The collaboration at Zone Books enabled some of the most provocative book projects ever seen, and they are reproduced faithfully in Life Style (although one might need a magnifying glass to get the most out of them). Zone was the first and most satisfying of Mau's team projects, and the pleasure of its success is apparent in the book. But readers will find much more of interest documented here, including his revolutionary stint at I.D. Magazine; his brilliant realization of a book version of the underground, classic sci-fi thriller "La Jetée"; and his ideas for information interchange at several major architectural projects, including right here in Seattle, working with his friend Koolhaas in building the controversial new Seattle Public Library.
All things considered, this major book will leave some readers furious at Bruce Mau's audacity and others aghast at his cross-disciplinary influences. I doubt that there's anyone working in design today who has had quite his impact. This book is a beautifully realized celebration of that impact, and very much worth the wait.
By the way, Phaidon has produced this book with eight different and gorgeous fabric covers. Yours might differ from our rather inadequate representation on the site. As with S, M, L, XL, I predict that some day all of them will be (ahem) "coollectors'" items. --Charles Decker
Book Condition: New
Book Description Paperback. Book Condition: VeryGood. Ships Within 24 Hours M-F- Satisfaction Guaranteed!

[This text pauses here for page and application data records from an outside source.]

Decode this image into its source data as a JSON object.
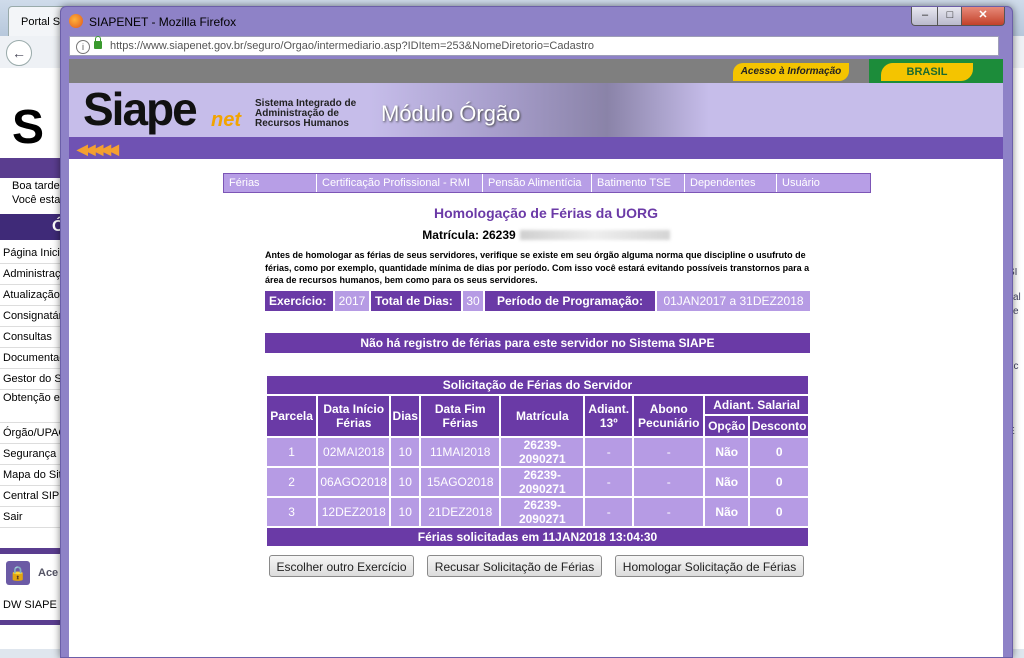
{
  "background_window": {
    "tab_title": "Portal SIAPE",
    "logo": "S",
    "greeting": [
      "Boa tarde",
      "Você esta"
    ],
    "section": "Ó",
    "menu": [
      "Página Inicial",
      "Administração",
      "Atualização",
      "Consignatárias",
      "Consultas",
      "Documentação",
      "Gestor do SIAPE",
      "Obtenção e Arquivos",
      "Órgão/UPAG",
      "Segurança",
      "Mapa do Site",
      "Central SIPEC",
      "Sair"
    ],
    "acesso": "Ace",
    "dw": "DW SIAPE",
    "right_text": [
      "SI",
      "sal",
      "se",
      "nc",
      "E"
    ]
  },
  "window": {
    "title": "SIAPENET - Mozilla Firefox",
    "url": "https://www.siapenet.gov.br/seguro/Orgao/intermediario.asp?IDItem=253&NomeDiretorio=Cadastro",
    "minimize": "–",
    "maximize": "□",
    "close": "✕"
  },
  "gov_bar": {
    "acesso": "Acesso à Informação",
    "brasil": "BRASIL"
  },
  "header": {
    "logo": "Siape",
    "logo_net": "net",
    "system_name": [
      "Sistema Integrado de",
      "Administração de",
      "Recursos Humanos"
    ],
    "module": "Módulo Órgão",
    "arrows": "◀◀◀◀◀"
  },
  "tabs": [
    "Férias",
    "Certificação Profissional - RMI",
    "Pensão Alimentícia",
    "Batimento TSE",
    "Dependentes",
    "Usuário"
  ],
  "page": {
    "title": "Homologação de Férias da UORG",
    "matricula_label": "Matrícula:",
    "matricula_value": "26239",
    "note": "Antes de homologar as férias de seus servidores, verifique se existe em seu órgão alguma norma que discipline o usufruto de férias, como por exemplo, quantidade mínima de dias por período. Com isso você estará evitando possíveis transtornos para a área de recursos humanos, bem como para os seus servidores."
  },
  "info": {
    "exercicio_label": "Exercício:",
    "exercicio_value": "2017",
    "total_label": "Total de Dias:",
    "total_value": "30",
    "periodo_label": "Período de Programação:",
    "periodo_value": "01JAN2017 a 31DEZ2018"
  },
  "no_record": "Não há registro de férias para este servidor no Sistema SIAPE",
  "table": {
    "caption": "Solicitação de Férias do Servidor",
    "headers": [
      "Parcela",
      "Data Início Férias",
      "Dias",
      "Data Fim Férias",
      "Matrícula",
      "Adiant. 13º",
      "Abono Pecuniário",
      "Adiant. Salarial",
      "Opção",
      "Desconto"
    ],
    "rows": [
      [
        "1",
        "02MAI2018",
        "10",
        "11MAI2018",
        "26239-2090271",
        "-",
        "-",
        "Não",
        "0"
      ],
      [
        "2",
        "06AGO2018",
        "10",
        "15AGO2018",
        "26239-2090271",
        "-",
        "-",
        "Não",
        "0"
      ],
      [
        "3",
        "12DEZ2018",
        "10",
        "21DEZ2018",
        "26239-2090271",
        "-",
        "-",
        "Não",
        "0"
      ]
    ],
    "footer": "Férias solicitadas em 11JAN2018 13:04:30"
  },
  "buttons": {
    "choose": "Escolher outro Exercício",
    "refuse": "Recusar Solicitação de Férias",
    "approve": "Homologar Solicitação de Férias"
  },
  "colors": {
    "dark_purple": "#6a3aa6",
    "light_purple": "#b69be4",
    "title_purple": "#6b3aa7",
    "gov_yellow": "#f4c400",
    "gov_green": "#1c8c3a"
  }
}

Has a publisher overstock mark. Item is in Good Condition. Clean Copy With Light Amount of Wear. Bookseller Inventory # 39B9IY001U45
Book Description Phaidon Press, 2005. Paperback. Book Condition: Very Good. Bookseller Inventory # mon0001525345
Book Description Phaidon Press, 2000. Book Condition: Very Good. New Ed. Ships from the UK. Former Library book. Great condition for a used book! Minimal wear. Bookseller Inventory # GRP65570326
Book Description Phaidon Press 31/03/2005, 2005. Paperback. Book Condition: Good. Moderate shelfwear to outer covers, with rippling creases to front and rear. Content is in as new condition. Book. Bookseller Inventory # 038883-3
Book Description Phaidon Press, 2005. Paperback. Book Condition: Used: Good. Bookseller Inventory # SONG0714845205
Book Description Book Condition: Very Good. Book Condition: Very Good. Bookseller Inventory # 97807148452033.0
Book Description PHAIDON PRESS INC, United Kingdom, 2005. Trade Paperback. Book Condition: Fair. TRADE PAPERBACK Legendary independent bookstore online since 1994. Reliable customer service and no-hassle return policy. Arts and Entertainment>Art>Style and Design. Book: USED, Fair. Bookseller Inventory # 07978071484520302. Bookseller Inventory # 07978071484520302
Book Description Book Condition: Good. Life Style. Bookseller Inventory # Grb0060843
Book Description Phaidon Press Ltd, 2005. Paperback. Book Condition: Very Good. 0714845205. *******HARDCOVER COPY******no dustjacket, clean bright copy. Bookseller Inventory # 114674
Book Description Book Condition: New. Bookseller Inventory # ST0714845205. Bookseller Inventory # ST0714845205